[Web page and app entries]
◇ ◇ ◇ ◇ ◇
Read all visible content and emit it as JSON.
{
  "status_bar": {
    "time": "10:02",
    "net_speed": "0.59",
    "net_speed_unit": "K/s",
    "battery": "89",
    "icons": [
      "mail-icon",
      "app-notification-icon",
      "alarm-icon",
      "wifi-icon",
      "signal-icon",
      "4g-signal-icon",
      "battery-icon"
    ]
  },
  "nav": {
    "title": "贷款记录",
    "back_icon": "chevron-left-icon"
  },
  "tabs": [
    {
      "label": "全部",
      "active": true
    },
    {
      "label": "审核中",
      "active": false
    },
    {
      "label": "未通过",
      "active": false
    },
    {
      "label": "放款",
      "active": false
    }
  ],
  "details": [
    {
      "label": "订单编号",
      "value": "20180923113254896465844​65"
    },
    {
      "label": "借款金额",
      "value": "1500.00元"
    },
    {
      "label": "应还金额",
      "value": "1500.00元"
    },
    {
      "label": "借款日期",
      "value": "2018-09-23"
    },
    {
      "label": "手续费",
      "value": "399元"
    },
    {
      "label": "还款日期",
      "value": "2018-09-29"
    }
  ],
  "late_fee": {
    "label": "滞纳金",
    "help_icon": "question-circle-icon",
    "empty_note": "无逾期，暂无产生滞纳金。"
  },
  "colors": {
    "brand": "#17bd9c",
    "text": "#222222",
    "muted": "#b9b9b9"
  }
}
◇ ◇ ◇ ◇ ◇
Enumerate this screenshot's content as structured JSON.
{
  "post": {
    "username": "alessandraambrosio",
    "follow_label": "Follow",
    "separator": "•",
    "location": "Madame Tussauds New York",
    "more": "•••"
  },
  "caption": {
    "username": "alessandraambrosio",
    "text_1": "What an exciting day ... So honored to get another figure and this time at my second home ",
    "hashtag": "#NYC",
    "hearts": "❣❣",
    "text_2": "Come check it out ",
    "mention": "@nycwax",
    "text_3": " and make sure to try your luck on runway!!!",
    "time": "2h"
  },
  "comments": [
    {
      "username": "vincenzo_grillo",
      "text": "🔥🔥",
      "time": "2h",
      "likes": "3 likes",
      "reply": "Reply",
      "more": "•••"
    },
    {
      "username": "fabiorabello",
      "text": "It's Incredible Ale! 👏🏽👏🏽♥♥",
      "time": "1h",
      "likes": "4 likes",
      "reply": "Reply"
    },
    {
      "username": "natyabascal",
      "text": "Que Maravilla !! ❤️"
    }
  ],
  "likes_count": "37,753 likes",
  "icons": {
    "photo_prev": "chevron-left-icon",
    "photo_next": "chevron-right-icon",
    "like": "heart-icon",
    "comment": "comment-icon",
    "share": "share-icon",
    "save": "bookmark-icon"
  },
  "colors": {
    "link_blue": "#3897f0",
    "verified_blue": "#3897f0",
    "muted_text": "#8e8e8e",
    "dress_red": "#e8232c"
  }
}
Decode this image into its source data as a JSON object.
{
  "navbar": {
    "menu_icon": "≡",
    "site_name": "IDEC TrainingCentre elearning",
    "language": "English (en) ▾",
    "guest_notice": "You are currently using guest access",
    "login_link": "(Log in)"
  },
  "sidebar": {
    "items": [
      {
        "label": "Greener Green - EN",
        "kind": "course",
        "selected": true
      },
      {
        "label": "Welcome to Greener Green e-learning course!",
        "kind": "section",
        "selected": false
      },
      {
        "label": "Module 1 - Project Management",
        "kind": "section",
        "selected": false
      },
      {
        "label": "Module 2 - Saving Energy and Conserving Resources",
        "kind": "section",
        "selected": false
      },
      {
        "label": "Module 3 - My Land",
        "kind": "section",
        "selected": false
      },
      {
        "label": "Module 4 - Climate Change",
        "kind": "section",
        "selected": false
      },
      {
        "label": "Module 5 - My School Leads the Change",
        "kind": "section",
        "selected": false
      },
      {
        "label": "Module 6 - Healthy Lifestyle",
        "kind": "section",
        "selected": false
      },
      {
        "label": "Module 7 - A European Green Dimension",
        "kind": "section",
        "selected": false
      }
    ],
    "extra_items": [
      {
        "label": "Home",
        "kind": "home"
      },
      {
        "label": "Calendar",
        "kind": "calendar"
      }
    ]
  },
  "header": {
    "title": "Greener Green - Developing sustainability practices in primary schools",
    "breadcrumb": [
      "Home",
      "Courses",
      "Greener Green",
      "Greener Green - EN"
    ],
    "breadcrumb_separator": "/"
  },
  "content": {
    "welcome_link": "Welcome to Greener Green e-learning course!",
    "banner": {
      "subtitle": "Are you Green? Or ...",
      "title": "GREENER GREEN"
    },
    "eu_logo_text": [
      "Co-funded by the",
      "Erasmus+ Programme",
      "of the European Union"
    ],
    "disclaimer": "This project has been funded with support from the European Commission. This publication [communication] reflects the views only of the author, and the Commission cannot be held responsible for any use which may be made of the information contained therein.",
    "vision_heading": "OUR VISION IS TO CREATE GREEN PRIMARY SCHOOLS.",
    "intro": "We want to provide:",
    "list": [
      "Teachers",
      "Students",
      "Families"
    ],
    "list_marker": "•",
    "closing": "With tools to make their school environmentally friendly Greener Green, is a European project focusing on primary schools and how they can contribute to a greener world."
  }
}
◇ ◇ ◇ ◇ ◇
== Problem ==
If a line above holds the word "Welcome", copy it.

== Task result ==
        "label": "Welcome to Greener Green e-learning course!",
    "welcome_link": "Welcome to Greener Green e-learning course!",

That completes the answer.